So if you are going to take drugs, drink yourself into oblivion, bang your head or not manage an illness properly and wish to travel on an Arriva train while unconcious, take someone with you who knows how to handle the situation. The Arriva staff will do their very best for you, but believe they are constrained by the rules their company gives them to follow.

No idea what happened to him or the cause, but he was still breathing at Machynleth as the Paramedics took over and I got off.

Wednesday, March 16, 2011

Dyfed Powys Police and Twitter

I had my Council Tax bill this week. Given they way they conduct business, I don't think Trefuerig Community Council should get even 30 pence of the 26.30 I am going to have to write a cheque for (unless they have changed the way they treat community members in the last 9 months).

Dyfed Powys Police Authority get 272.13. At one level, why I have to pay it puzzles me as I don't plan to commit any crime so I am not clear why I need to pay for the police, but it seems close to a reasonable figure and worth it to have P.C. Hefin Jones as our local bobby alone. I am less sure about some of this money being used for someone to sit behind a Twitter account and tweet, as they did in December, that I should take care as there is snow on the road. Good use of the council tax payers money? I can't see it. Most of the Tweets are retweets which means someone is spending a lot of time reading other web sites, am I also paying for that?

Anyway, I don't get it and the xray99 site should be investigated as wasting public money and police time.

Tuesday, March 15, 2011

Food security : framing the real problem

An interesting article in the Economist special report on food security a week or 2 ago. One of the inset boxes contained a short article about food waste at various levels. The developed world waste about 50% of the food produced and the developing world about 20%.
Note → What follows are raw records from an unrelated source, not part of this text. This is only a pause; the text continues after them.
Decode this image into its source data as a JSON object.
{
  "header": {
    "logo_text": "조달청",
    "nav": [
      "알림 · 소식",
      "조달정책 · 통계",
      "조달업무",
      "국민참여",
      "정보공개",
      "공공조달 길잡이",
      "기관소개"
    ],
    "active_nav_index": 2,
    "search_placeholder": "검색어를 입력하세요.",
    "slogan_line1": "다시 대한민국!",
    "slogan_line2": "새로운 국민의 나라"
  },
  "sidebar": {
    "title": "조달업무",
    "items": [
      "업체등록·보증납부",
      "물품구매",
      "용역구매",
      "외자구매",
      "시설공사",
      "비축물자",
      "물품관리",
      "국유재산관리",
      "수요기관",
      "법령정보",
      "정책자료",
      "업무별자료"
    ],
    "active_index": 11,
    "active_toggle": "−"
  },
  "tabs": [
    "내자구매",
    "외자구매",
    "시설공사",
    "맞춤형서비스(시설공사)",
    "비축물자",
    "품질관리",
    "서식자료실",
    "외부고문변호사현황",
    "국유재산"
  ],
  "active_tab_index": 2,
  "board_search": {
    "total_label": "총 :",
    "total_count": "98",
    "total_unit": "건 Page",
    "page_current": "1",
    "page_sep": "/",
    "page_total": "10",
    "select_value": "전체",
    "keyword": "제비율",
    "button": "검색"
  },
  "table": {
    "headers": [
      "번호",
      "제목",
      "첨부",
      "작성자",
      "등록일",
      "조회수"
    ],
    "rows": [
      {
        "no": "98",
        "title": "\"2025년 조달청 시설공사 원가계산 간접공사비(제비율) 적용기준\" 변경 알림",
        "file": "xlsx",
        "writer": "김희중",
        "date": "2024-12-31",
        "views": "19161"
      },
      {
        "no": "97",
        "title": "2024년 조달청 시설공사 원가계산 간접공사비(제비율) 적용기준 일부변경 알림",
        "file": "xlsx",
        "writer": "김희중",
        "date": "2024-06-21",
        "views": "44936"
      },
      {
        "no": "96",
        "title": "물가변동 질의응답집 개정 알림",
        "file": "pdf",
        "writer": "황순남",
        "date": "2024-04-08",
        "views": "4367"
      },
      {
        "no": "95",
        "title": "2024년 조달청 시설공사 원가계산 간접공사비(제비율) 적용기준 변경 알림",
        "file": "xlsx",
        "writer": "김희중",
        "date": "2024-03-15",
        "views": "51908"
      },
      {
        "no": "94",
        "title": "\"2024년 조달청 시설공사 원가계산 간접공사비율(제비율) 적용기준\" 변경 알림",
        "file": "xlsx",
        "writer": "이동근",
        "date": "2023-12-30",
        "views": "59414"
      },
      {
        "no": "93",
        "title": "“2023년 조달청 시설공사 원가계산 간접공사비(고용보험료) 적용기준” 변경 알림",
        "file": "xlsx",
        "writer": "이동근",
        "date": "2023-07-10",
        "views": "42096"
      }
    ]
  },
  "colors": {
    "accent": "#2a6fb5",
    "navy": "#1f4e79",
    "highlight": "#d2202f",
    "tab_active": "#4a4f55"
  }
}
Making agriculture more efficient would be trying to solve the wrong problem. Are vested interests at work to promote the culture of increased production as the only path or is it seen as too hard to change the culture of what and how were eat to cut waste.

I tried to come up with a bias that might explain some of this, but decided I did not know enough about the subject area. Maybe that is a bias in itself?
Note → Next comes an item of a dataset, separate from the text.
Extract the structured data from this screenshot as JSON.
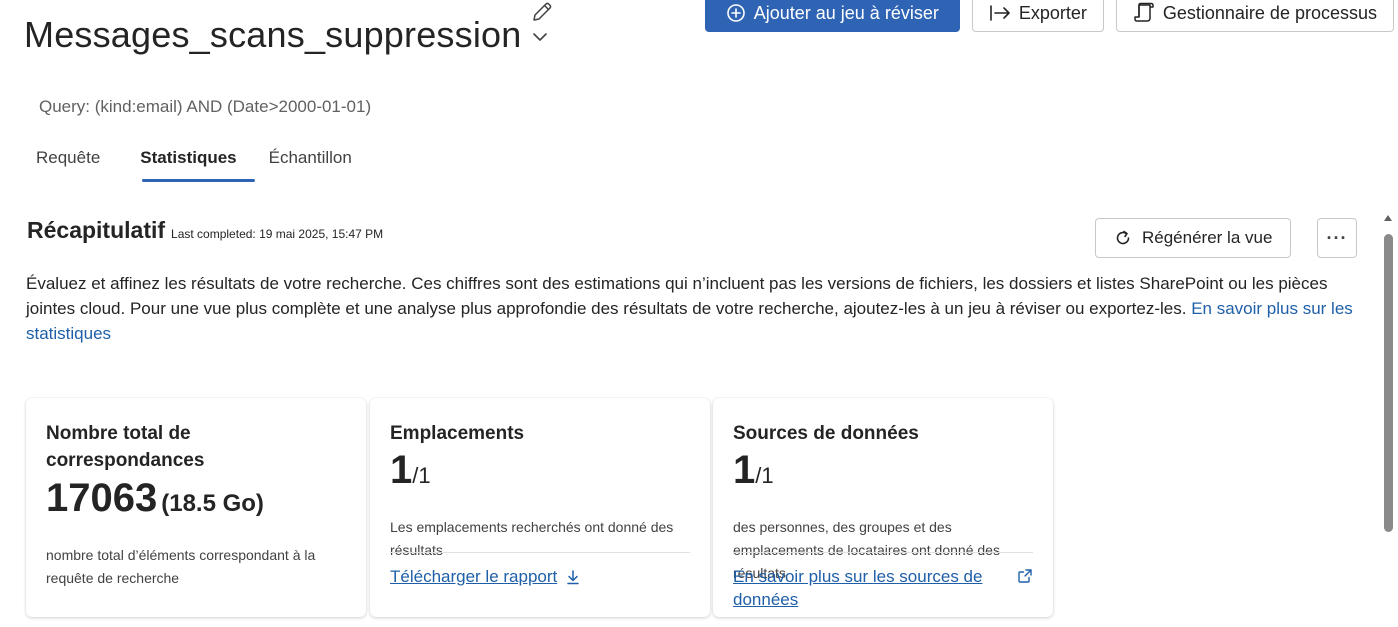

Tuesday, March 8, 2011

BCS talk : Lessons from America - Obama's Healthcare IT Programme

I attended this lecture last night at the BCS mid Wales meeting. Its was quite depressing really regarding the extent to which WAG gave failed to grasp the IT nettle, Edwina Heart was the best out of touch quote. I think this was recorded and if you are intested in Healthcare IT, it would be well worth the hour to watch.

Lessons from America - Obama's Healthcare IT Programme
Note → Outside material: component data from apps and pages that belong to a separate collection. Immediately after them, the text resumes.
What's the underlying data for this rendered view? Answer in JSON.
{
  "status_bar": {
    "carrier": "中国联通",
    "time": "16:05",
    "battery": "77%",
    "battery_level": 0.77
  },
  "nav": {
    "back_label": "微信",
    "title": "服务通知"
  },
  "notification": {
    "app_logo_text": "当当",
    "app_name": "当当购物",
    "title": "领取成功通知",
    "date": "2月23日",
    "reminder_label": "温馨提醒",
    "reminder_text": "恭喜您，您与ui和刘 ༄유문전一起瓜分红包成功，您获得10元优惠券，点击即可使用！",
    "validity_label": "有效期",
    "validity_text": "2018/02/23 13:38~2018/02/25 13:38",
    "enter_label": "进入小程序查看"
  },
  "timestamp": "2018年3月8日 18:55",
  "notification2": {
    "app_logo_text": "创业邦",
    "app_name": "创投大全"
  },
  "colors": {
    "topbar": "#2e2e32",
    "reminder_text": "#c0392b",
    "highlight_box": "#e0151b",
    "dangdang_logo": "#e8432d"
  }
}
Date: Monday 7 March 2011, 6.00pm - 8.00pm. The talk will start at 6.00pm and tea/coffee will be available from 5.30pm.
Venue: Computer Science Department, Aberystwyth University. We expect to be able to offer a live broadcast of this event via the internet. Details to follow when this is confirmed.
Speaker: Tom Brooks

The UK has a poor record of implementing major national IT programmes especially in the public sector. For some 20 years, various Audit Office and Parliamentary reports have been produced to describe the “failures” and some of the reasons for them. Few lessons appear to have been learnt bringing into question on the world stage the competence of IT professionals in the UK.

This presentation compares elements of the NHS IT programmes in England and Wales with the Obama healthcare IT initiative in the USA. It identifies principles that could be deployed, with advantage, in the UK.

Tom Brooks, a committee member of the BCS Mid Wales branch, has worked on national IT programmes in several parts of the world. He has supported the National Audit Office and the Audit Commission and given evidence to several Parliamentary Select Committees. In 1995, he was seconded to the Department of Health to lead the successful ‘new NHS number’ programme forEngland and Wales. He worked for 7 years for a leading US advanced systems supplier and still makes regular study tours to the USA.